[Stored data entries]
------

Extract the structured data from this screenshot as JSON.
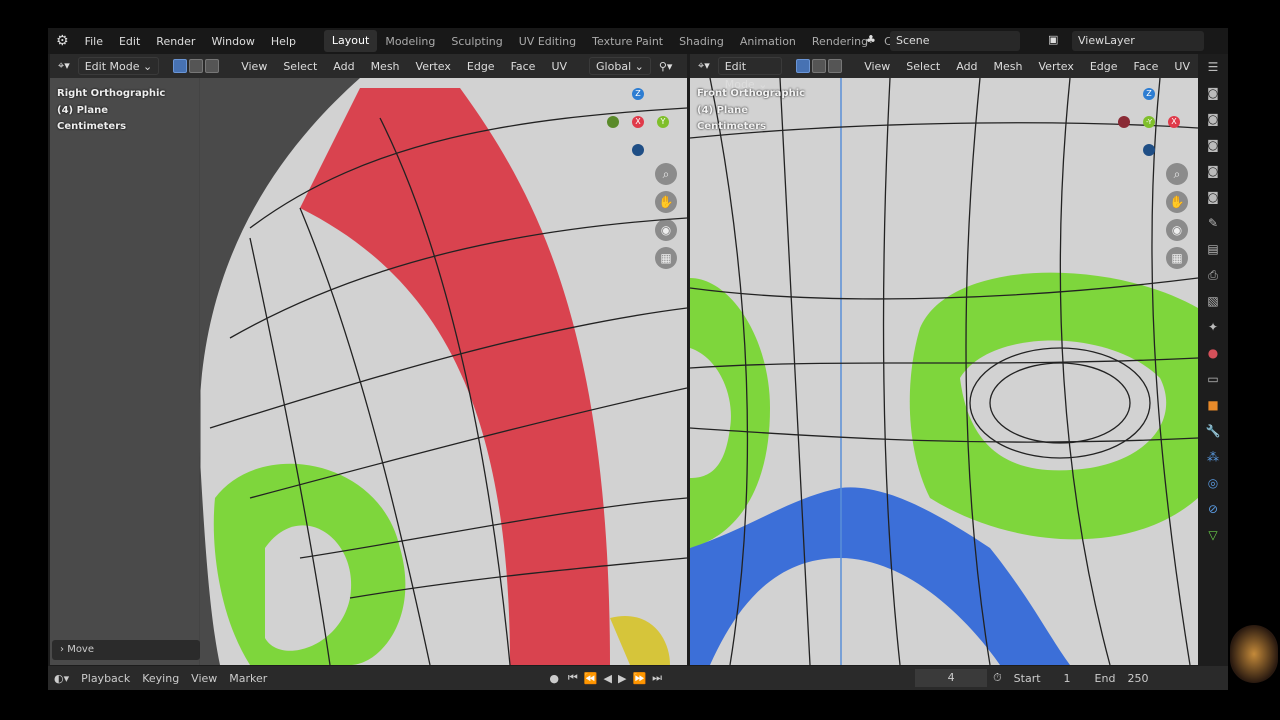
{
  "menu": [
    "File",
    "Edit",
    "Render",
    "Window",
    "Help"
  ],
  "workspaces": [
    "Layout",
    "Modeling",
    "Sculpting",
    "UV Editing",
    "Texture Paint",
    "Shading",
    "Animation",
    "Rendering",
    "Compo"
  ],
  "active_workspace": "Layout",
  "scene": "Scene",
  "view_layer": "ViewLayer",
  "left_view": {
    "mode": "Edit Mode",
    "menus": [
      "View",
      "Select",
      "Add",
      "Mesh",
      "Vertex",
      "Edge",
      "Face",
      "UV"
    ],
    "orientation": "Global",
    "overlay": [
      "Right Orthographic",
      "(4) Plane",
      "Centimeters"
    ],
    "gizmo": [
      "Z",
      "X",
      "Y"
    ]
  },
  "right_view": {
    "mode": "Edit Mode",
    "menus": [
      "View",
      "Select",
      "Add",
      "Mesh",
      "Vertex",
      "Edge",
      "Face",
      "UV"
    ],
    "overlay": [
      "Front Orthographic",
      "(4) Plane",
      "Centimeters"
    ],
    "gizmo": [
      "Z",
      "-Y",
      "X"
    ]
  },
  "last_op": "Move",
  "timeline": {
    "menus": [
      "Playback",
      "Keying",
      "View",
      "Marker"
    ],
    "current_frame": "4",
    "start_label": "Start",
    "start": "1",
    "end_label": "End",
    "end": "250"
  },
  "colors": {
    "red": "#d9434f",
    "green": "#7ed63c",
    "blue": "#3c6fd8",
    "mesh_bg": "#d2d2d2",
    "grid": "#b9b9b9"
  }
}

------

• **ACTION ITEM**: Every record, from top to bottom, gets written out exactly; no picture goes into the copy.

• **EXERCISE RESULT**:
Extract the structured data from this screenshot as JSON.
{
  "menu": [
    "File",
    "Edit",
    "Render",
    "Window",
    "Help"
  ],
  "workspaces": [
    "Layout",
    "Modeling",
    "Sculpting",
    "UV Editing",
    "Texture Paint",
    "Shading",
    "Animation",
    "Rendering",
    "Compo"
  ],
  "active_workspace": "Layout",
  "scene": "Scene",
  "view_layer": "ViewLayer",
  "left_view": {
    "mode": "Edit Mode",
    "menus": [
      "View",
      "Select",
      "Add",
      "Mesh",
      "Vertex",
      "Edge",
      "Face",
      "UV"
    ],
    "orientation": "Global",
    "overlay": [
      "Right Orthographic",
      "(4) Plane",
      "Centimeters"
    ],
    "gizmo": [
      "Z",
      "X",
      "Y"
    ]
  },
  "right_view": {
    "mode": "Edit Mode",
    "menus": [
      "View",
      "Select",
      "Add",
      "Mesh",
      "Vertex",
      "Edge",
      "Face",
      "UV"
    ],
    "overlay": [
      "Front Orthographic",
      "(4) Plane",
      "Centimeters"
    ],
    "gizmo": [
      "Z",
      "-Y",
      "X"
    ]
  },
  "last_op": "Move",
  "timeline": {
    "menus": [
      "Playback",
      "Keying",
      "View",
      "Marker"
    ],
    "current_frame": "4",
    "start_label": "Start",
    "start": "1",
    "end_label": "End",
    "end": "250"
  },
  "colors": {
    "red": "#d9434f",
    "green": "#7ed63c",
    "blue": "#3c6fd8",
    "mesh_bg": "#d2d2d2",
    "grid": "#b9b9b9"
  }
}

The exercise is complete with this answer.